The League of Women Voters challenged the law as unconstitutional on its face, reasoning that it violates the state Constitution’s suffrage provision by creating a new class of people excluded from voting — those without identification. The court rejected this argument and held that, without other constitutional arguments and/or particular evidence that the photo ID requirement will impose a particular burden, the court could not reject the law. They write:
[W]e emphasize that we do not mean to suggest that, assuming that the constitutional “reasonableness” test applies in this context, no identification requirement for potential voters that the legislature might enact could run afoul of either a facial or an as-applied challenge under Article III. Here, we conclude only that the League has not shown beyond a reasonable doubt that the photo identification requirement is, on its face, “so difficult and inconvenient as to amount to a denial” of the right to vote.
In the end, both the League’s argument as to why the photo identification requirement is, on its face, an unconstitutional “additional qualification,” and the League’s implicit argument that the requirement is constitutionally “unreasonable” under Article III, are not easy to pin down, particularly in light of its concessions. In any case, however, the League fails to make a persuasive argument under the correct legal test and substitutes a nebulous “too onerous” test that lacks meaningful content in this facial challenge.
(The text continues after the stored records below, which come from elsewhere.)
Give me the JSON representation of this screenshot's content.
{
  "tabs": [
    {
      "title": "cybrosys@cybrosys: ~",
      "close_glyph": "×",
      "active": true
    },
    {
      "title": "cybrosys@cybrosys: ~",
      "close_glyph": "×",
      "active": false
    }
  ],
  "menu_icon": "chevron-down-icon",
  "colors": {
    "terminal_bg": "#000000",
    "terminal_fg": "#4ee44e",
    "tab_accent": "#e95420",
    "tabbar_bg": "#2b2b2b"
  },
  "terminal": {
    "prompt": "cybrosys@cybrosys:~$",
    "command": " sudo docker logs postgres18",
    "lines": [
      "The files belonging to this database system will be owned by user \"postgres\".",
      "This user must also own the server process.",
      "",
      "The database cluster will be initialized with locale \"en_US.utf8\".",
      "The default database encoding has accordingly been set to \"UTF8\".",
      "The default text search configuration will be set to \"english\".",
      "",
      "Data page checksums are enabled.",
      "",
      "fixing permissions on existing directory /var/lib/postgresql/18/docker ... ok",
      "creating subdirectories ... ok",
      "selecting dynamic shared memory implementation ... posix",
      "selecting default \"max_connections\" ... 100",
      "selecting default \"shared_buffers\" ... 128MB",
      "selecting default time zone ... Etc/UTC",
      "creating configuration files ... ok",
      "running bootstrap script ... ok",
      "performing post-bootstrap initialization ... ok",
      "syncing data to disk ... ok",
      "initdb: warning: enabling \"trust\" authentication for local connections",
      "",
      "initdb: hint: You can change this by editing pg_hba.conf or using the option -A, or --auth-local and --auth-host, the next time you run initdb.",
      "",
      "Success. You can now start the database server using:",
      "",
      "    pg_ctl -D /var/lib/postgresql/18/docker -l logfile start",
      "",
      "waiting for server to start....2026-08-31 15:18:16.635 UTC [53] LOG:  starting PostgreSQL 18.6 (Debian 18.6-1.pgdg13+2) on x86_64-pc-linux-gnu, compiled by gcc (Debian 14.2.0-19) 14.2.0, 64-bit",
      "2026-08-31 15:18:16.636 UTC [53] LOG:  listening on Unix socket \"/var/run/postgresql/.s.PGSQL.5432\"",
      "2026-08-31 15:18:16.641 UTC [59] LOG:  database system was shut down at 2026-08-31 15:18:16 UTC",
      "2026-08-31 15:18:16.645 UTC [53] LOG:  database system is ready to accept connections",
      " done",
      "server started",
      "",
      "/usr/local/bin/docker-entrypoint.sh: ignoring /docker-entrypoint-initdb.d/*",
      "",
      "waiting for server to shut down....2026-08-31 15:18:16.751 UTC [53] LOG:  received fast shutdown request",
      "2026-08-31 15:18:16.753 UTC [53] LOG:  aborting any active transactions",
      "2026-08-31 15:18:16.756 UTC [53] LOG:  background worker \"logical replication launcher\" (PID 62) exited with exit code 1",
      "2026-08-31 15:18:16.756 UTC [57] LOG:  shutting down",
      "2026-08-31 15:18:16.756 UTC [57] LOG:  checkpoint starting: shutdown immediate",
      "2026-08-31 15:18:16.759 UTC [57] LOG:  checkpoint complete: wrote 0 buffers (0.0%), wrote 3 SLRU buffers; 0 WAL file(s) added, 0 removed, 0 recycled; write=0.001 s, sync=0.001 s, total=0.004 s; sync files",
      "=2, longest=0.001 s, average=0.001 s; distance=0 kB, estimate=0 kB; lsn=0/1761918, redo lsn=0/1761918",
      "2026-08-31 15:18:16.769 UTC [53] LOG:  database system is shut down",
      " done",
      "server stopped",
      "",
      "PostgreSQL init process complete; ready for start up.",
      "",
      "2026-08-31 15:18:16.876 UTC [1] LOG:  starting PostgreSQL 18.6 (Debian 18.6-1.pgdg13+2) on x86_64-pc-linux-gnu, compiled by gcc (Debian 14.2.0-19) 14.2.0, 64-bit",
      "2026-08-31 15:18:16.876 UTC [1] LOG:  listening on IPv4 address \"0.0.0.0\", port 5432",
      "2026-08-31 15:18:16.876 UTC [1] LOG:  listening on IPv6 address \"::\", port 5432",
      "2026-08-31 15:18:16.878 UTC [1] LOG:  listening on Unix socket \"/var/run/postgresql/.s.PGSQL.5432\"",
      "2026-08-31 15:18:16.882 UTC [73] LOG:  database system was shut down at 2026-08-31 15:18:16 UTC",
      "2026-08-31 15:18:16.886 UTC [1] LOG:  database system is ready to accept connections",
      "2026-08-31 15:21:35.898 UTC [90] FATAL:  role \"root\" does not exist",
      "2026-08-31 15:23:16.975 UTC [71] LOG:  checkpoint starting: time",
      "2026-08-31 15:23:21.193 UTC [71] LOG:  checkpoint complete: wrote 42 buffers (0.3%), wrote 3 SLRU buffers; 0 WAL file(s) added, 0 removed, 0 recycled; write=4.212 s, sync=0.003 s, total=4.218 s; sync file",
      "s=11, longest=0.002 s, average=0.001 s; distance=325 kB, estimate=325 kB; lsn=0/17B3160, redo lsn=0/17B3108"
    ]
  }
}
Perhaps the most illuminating part of the decision comes in an extended footnote, in which the court points out that the other challenge pending in state court provides “fact-based evidence” that is lacking in the present case. They also note that even a U.S. Supreme Court case on a similar challenge to a voter ID law did not apply in this case, because that case makes different arguments that a photo ID requirement violates the U.S. Constitution’s Fourteenth Amendment, and “substantially burdens the right to vote.”
All of this signals that at least these three judges would have been more amenable to the other state court challenge on its way, as well as other challenges that provide more evidence of photo ID’s impact. As the Milkwaukee Journal-Sentinel reports, two federal court challenges are also pending, but on hold while the state court cases continue.
After these state court rulings blocked the voter ID law last year, now-Wisconsin Assembly Speaker Robin Vos (R) sought to amend the state’s Constitution law to allow it. Nationwide, studies have found voter ID can disfranchise between 2 and 9 percent of voters, particularly minorities, while the only purpose of requiring the ID is to combat almost nonexistent in-person voter fraud. In Wisconsin, a study found that only 0.00023 percent of votes are the product of such fraud.
Other voter suppression proposals pushed by some state Republicans included eliminating the popular same-day registration program — likely one of the reasons for the state’s remarkable 70.1 percent turnout rate – and replacing a nonpartisan Government Accountability Board with political appointees.